The first game of the day to end was the encounter between Aronian and Bluebaum, which ended in a draw. Matthias met Levon’s 1.d4 opening with the so-called Vienna – a line our commentator Jan Gustafsson is very well-versed in, having published an entire video series on this topic. What ensued was a heavy theoretical debate, where the Armenian seemed to be better prepared as his opponent spent 45 minutes on moves 15-17. However, Aronian never managed to prove any advantage and a draw was agreed on move 41. This result crowned an excellent tournament performance for Matthias Bluebaum, who finished on an impressive 50% after losing his first round game to Vitiugov. For Aronian meanwhile it was a lacklustre showing, which nevertheless saw him finish on an undefeated 5/9.
The centre stage was now cleared for the two tournament-deciding battles and the first of those to finish was the remake of the 2013 and 2014 World Championship Matches between Anand and Carlsen. Magnus made his winning intentions clear from the get-go as he met 1.e4 with the Richter-Rauzer variation of the Sicilian, which incidentally was also Caruana’s choice in the last round must-win game against Karjakin at the Moscow Candidates 2016. Despite this probably catching Vishy off-guard, Leko felt it must have been a good surprise as the Indian legend has a fantastic feel for the kind of position which appeared on the board. What ensued was ‘a really instructive, very high-class game’ (Leko’s words, once again) which eventually fizzled out into a draw on move 41. The players were in high spirits as they joined the live show to explain the finer points of their encounter and despite both being dissatisfied with their overall performance they deemed today’s effort a good and interesting game.
Once the Anand-Carlsen game had ended in a draw, the situation became even more reminiscent of the last round scenario at the recently concluded Candidates Tournament. Caruana was once again facing a Russian opponent with the black pieces (in the exact same opening nonetheless, but more about that later) and a draw was now enough for him to secure sole tournament victory.

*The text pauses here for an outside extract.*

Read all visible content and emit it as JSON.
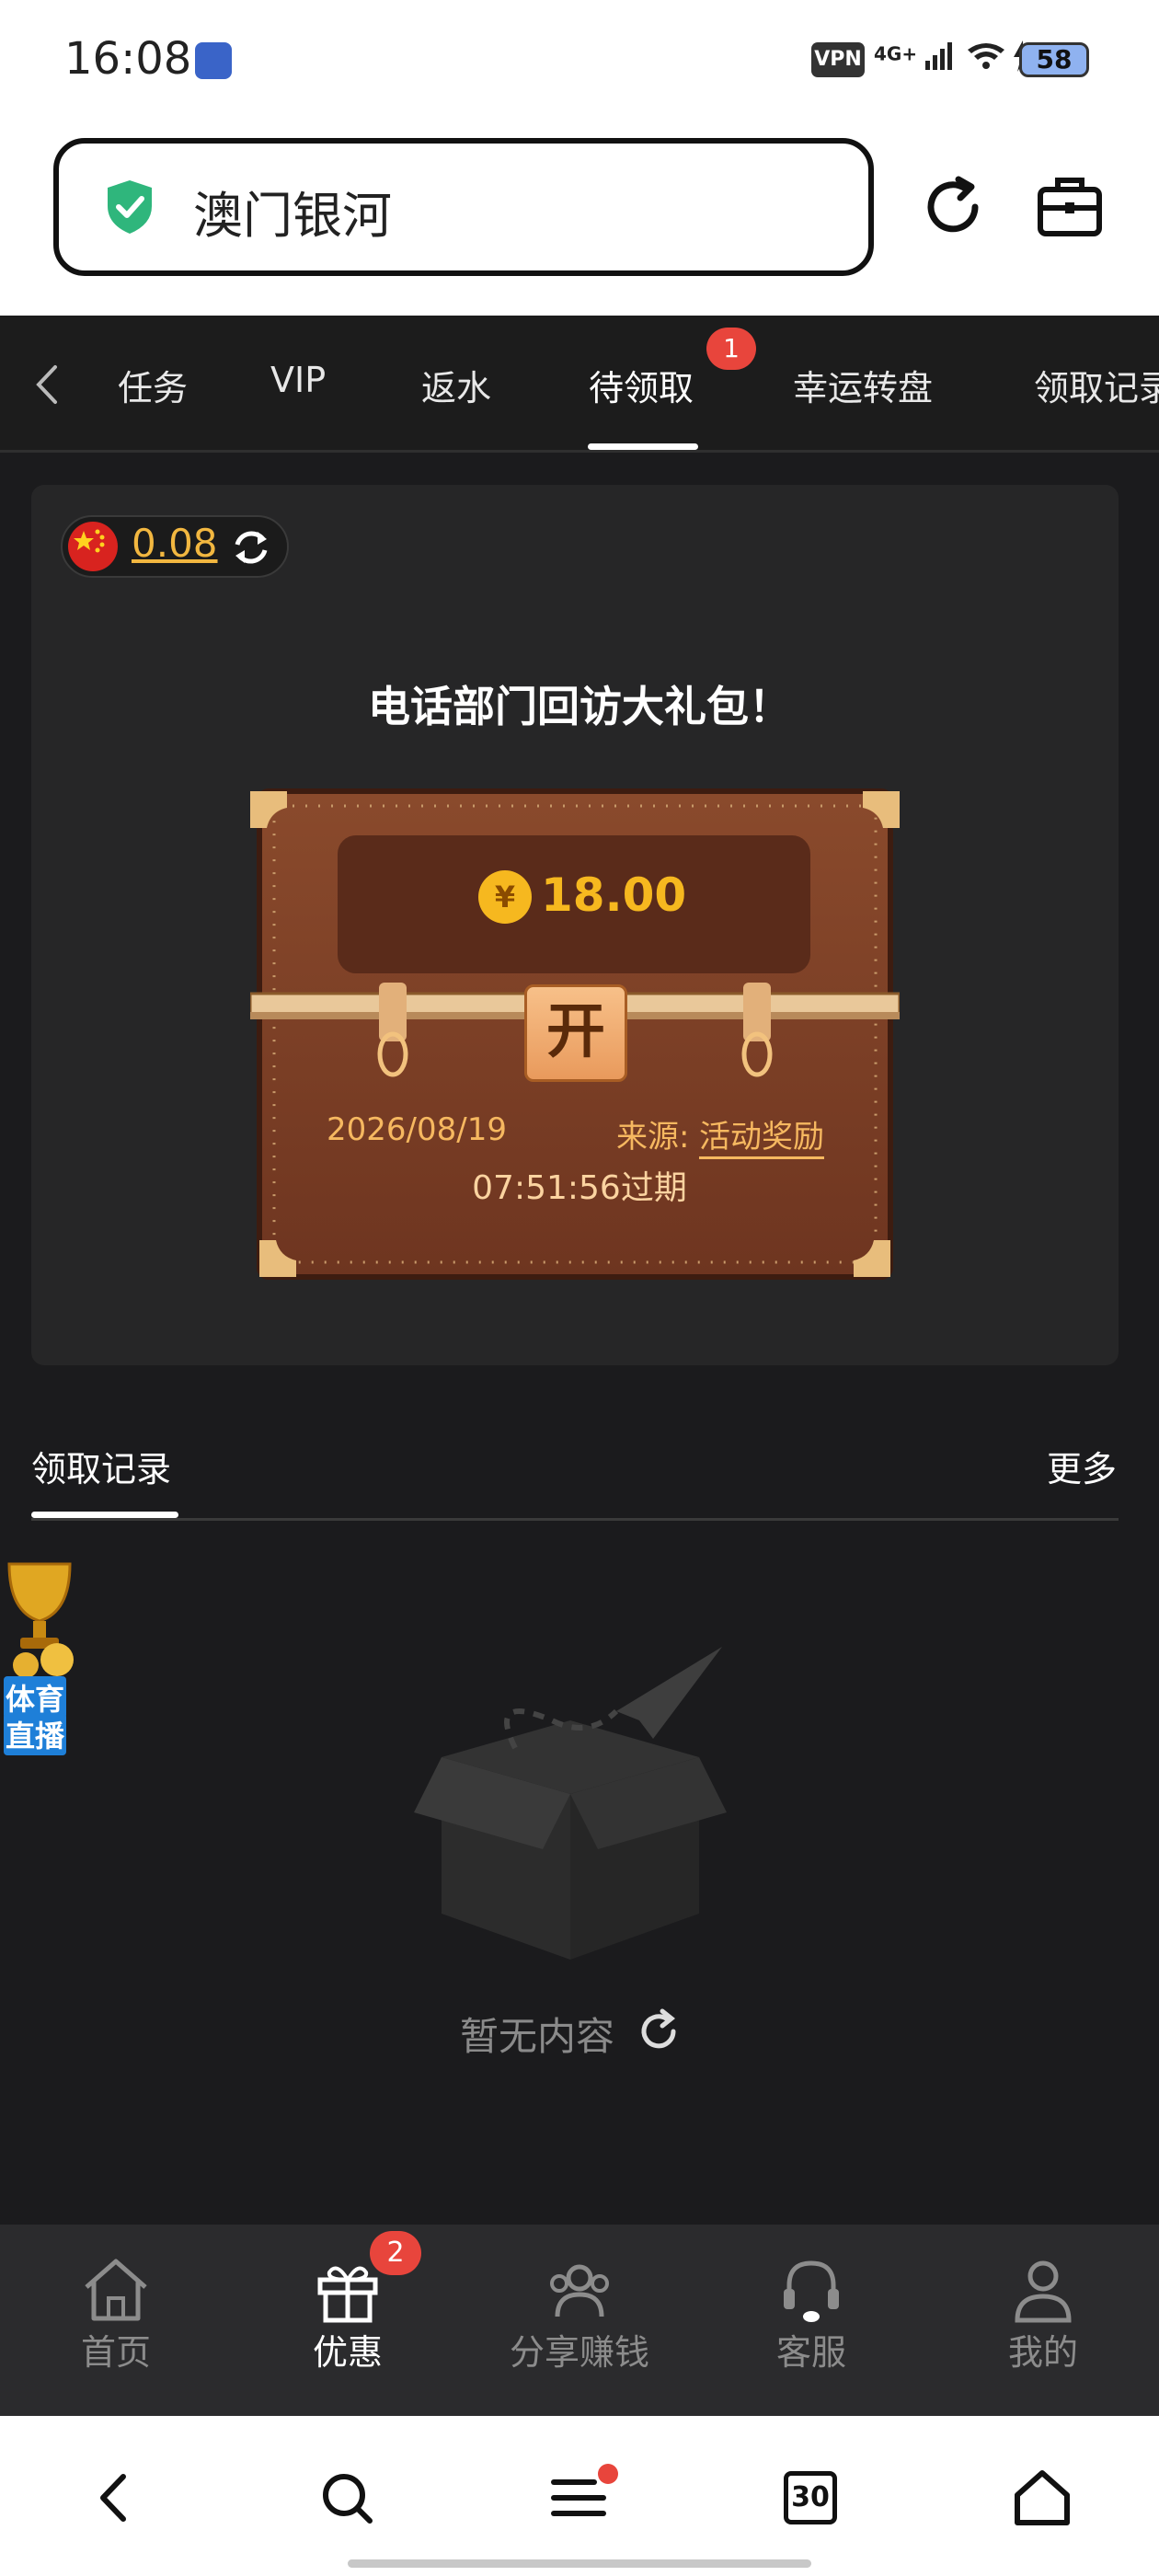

However, by the time the World Champion and his predecessor agreed a draw Fabiano’s position was already so good that, just like in Berlin, the thought of offering a draw never crossed his mind.
The game had started in very interesting fashion as up until move 5 the players were following the last round Candidates clash between Grischuk and Caruana, but here Fabiano ‘improved’ on his 5…Nxd2 with the novelty 5…Qd7! As Fabiano smilingly explained in his interview, he had only looked at this move on the train between Berlin and Karlsruhe. It served him well though, as in his own words he got a solid positional foundation and things went smoothly after the opening phase. The American thought Vitiugov should have played c3 at some point to not allow d4 so easily and that after 27…Bc6 Black’s position was already almost impossible to hold on to. Vitiugov eventually resigned as the first time control was reached on move 40 and Caruana was the new GRENKE Chess Classic champion. Summing his tournament up, Fabiano stated that ‘it was a great tournament and at the end especially it couldn’t have gone any better’.
Despite the tournament winner and podium having been decided at this stage, Vachier-Lagrave against Meier and Hou against Naiditsch were interesting battles in their own right. In a nutshell, it was a narrow escape for both rating favourites as both Hou Yifan and Georg Meier came very close to scoring their first full point of the event but were ultimately held to draws by their respective opponents.
Thanks to his last round victory Fabiano Caruana not only became the sole winner of the GRENKE Chess Classic 2018, but he did so by leaving the rest of the field a full point behind him as he scored a magnificent 6.5/9. Magnus came sole second on 5.5, while Vitiugov, Vachier-Lagrave and Aronian shared places 3-5 with 5 points. Matthias Bluebaum took 6th place as the only player on 50%, places 7-9 were shared by Anand, Naiditsch and Hou on 3.5 and Meier came in 10th on 3/9.
During the prize giving tournament director Sven Noppes highlighted the success of the event, both in Karlsruhe and in Baden-Baden. The victory of Vincent Keymer in the GRENKE Chess Open and of Fabiano Caruana in the GRENKE Chess Classic fulfilled all expectations, both in terms of audience response and of their actual performances over the board.
Text and photos: Fiona Steil-Antoni
Replay the games here
Final standings GRENKE Chess Classic 2018
1. Caruana, Fabiano 2784 6.5
2. Carlsen, Magnus 2843 5.5
3. Vachier-Lagrave, Maxime 2789 5.0
3. Vitiugov, Nikita 2735 5.0
5. Aronian, Levon 2794 5.0
6. Bluebaum, Matthias 2631 4.5
7. Naiditsch, Arkadij 2701 3.5
8. Anand, Viswanathan 2776 3.5
8. Hou, Yifan 2654 3.5
10. Meier, Georg 2648 3.0